A goal to organize residents and teach them how to react to help themselves and their neighbors when any kind of emergency threatens them is underway in the Township of West Milford.
A Community Emergency Response Team (CERT) is being organized under the Office of Emergency Management (OEM).
Anyone interested in being trained and participating should send their contact information to firstname.lastname@example.org. CERT is a nationwide initiative.
Steve Kiel, grandson of the late 1960’s West Milford Mayor Gilbert Terhune, and Keil’s co-team partner “Megan” are leaders in establishing CERT in the township.

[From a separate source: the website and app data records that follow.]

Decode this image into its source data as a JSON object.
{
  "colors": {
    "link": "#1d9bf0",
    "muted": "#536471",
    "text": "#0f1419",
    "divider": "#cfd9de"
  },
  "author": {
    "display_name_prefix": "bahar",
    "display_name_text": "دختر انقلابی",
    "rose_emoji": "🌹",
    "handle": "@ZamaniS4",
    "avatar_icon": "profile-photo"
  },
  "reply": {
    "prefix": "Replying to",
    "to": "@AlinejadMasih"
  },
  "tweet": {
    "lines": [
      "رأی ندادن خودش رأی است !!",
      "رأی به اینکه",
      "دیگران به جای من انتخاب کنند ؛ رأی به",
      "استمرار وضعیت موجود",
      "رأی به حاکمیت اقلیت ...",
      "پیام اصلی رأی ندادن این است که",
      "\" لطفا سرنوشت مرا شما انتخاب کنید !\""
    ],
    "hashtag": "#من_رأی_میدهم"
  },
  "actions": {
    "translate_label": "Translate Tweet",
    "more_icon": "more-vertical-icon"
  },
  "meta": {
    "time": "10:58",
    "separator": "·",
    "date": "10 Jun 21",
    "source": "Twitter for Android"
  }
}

His grandfather and other Terhune family members have been leaders in community efforts for generations.
Kiel and Megan attended a recent Township of West Milford Council meeting and described the program. They invited residents to participate in training programs that will be offered. Mayor Michele Dale and the council members gave them their full support. Councilman Kevin Goodsir spoke of his personal involvement with the CERT volunteers.
A goal of the local CERT leaders is to have the whole community prepared for emergencies.
‘Powerhouse for the Community’
The CERT program helps train people to be better prepared to respond to emergency situations in their communities. When emergencies happen CERT members can give critical support to first responders, provide immediate assistance to victims and organize spontaneous volunteers at a disaster site. CERT members can also help with non emergency projects that assist improving the safety of the community.
Megan described the program as a “Powerhouse for the Community.” There have been 997 hours of training so far with 23 members initially completing requirements for certification and three more people signed up to participate in a fall course.
She is working to meet requirements as a certified trainer and plans teach participants.
CERT volunteers are currently meeting with the West Milford First Aid Squad to learn CPR and will next meet with the Search and Rescue group to learn from them.
Reacting to emergencies large and small since 1985
CERT was first developed in Los Angeles in 1985 to cope with major disasters. In 1993 it went national. There are 50 states in the nation and territories with CERT programs for preparedness with 600,000 people already trained to handle disaster emergencies.
Organizers of the latest effort have said that events of 9/11 must never be forgotten. They said also not forgotten is how the spirit of America was awakened that day when citizens came forth to volunteer their services in the nation’s time of great emergency. President George W. Bush heralded this spirit of volunteerism with the Citizens Corps Program of which CERT is a part.
CERT volunteers have been used to search for lost or handicapped children, and at staff emergency operation centers and for monitoring events. They have been active for emergency operations center security, driving, providing information, assisting disabled visitors, and assisting Red Cross and other relief organizations for mass care.